On May 15, 2001, while previewing the first Apple Store to analysts and journalists, then CEO Steve Jobs boasted: "Apple has about 5 percent market share today", but the remainder "don't even consider us". Jobs exaggerated, and not for the first time, seeing as how Mac global share was more like 2 percent. But the ambition, to use the retail shops to "double our market share", was achievable. Three years following his death, with 10-percent long ago reached in the United States, something more startling occurred: During calendar Q3 2014, Apple moved into fifth place for global PC shipments, according to IDC. The question is why?
I have wondered for weeks, and waited until Apple's quarterly earnings report before writing an analysis. By my math, the average selling price of Macs was about $1,200 -- that in a PC market where sales are sluggish, at best, except below $300 selling price. Yet, according to financial disclosures, Apple shipped a record 5.5 million Macs, with units up 21 percent annually and 25 percent sequentially and generating $6.625 billion revenue; that's an increase of 18 percent and 20 percent, respectively, for the same time periods. Who in the hell is buying these things, and for so much money? The answer may surprise you.
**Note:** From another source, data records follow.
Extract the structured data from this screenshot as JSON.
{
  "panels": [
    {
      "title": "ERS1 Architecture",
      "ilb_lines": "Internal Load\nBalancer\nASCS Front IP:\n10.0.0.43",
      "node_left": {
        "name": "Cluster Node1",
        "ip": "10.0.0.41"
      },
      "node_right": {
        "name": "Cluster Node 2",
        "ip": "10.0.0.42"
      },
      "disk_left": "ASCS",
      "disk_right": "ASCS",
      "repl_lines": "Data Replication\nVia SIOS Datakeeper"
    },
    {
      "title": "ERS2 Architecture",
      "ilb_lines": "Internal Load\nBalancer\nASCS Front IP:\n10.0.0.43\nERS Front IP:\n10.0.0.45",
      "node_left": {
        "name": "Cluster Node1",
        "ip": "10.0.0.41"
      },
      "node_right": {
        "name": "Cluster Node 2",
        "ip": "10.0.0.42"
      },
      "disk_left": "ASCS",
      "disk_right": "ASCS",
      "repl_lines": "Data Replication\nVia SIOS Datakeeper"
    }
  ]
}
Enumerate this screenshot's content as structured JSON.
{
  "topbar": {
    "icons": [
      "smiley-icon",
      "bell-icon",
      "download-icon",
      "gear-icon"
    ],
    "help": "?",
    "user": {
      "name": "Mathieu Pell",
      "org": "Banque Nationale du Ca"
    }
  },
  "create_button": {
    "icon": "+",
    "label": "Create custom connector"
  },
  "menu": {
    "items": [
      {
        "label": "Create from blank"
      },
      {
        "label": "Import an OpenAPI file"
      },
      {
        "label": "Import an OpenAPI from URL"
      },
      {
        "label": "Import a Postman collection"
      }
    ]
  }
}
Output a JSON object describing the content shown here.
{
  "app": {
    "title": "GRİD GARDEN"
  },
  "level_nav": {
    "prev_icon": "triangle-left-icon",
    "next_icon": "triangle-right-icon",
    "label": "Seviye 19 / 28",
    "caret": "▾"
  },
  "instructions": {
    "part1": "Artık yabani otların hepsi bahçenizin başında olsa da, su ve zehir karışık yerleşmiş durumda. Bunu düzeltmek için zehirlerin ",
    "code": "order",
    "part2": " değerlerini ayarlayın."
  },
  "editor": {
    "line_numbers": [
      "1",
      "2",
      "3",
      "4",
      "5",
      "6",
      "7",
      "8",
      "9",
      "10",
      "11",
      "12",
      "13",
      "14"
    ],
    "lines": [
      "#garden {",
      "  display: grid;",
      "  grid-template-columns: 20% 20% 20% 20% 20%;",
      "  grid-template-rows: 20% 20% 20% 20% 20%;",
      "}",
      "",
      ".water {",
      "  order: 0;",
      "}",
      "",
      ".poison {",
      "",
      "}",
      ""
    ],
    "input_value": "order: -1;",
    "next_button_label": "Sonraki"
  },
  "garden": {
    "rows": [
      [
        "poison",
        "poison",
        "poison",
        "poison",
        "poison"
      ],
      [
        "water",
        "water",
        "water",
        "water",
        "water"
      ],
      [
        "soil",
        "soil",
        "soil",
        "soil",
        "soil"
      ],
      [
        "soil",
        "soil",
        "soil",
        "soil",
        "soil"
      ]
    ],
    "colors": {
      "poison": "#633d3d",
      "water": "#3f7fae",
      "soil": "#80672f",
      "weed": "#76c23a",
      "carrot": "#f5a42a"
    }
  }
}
I understand that it's the dog days of summer, when news is light, readers vacation, and writers struggle to produce current content. So I'll forgive colleague Mihaita Bamburic, for his misguided attack against Surface Pro 3. He asserts that Microsoft markets the computer to the "wrong crowd". If that would be tech writers, he gets a nod. Otherwise, I shake my head and point a finger.
I've read this misguided diatribe before, from tech reviewers switching to the Microsoft PC from an Apple, but never expected it from him. As someone who has bought and paid for MacBook Air and Surface Pro 3, I say that Microsoft's marketing is spot on target. The problem isn't the potential consumer buyer but geek writers, particularly those already using Macs.
Microsoft will have a hard time convincing consumers who wish to buy Apple's MacBook Air to get Surface Pro 3 instead. That is not because the former is the better purchase, but because these devices aim to please two different crowds. You're either a Mac or a PC, as the old Apple commercials would say today.
I believe that Microsoft does not realize that it is pitching Surface Pro 3 to the wrong crowd. Swaying would-be MacBook Air owners in the hybrid's direction is not a simple matter of touting feature benefits, as in Surface Pro 3 can be more and do more than MacBook Air. People have to be convinced that those features are things they want; just because they are offered does not automatically mean that they will immediately gravitate towards the device that has them. Yes, some do not want more just because they can get more. And, would-be MacBook Air users do not want more. It's more likely that would-be Surface Pro 3 users do.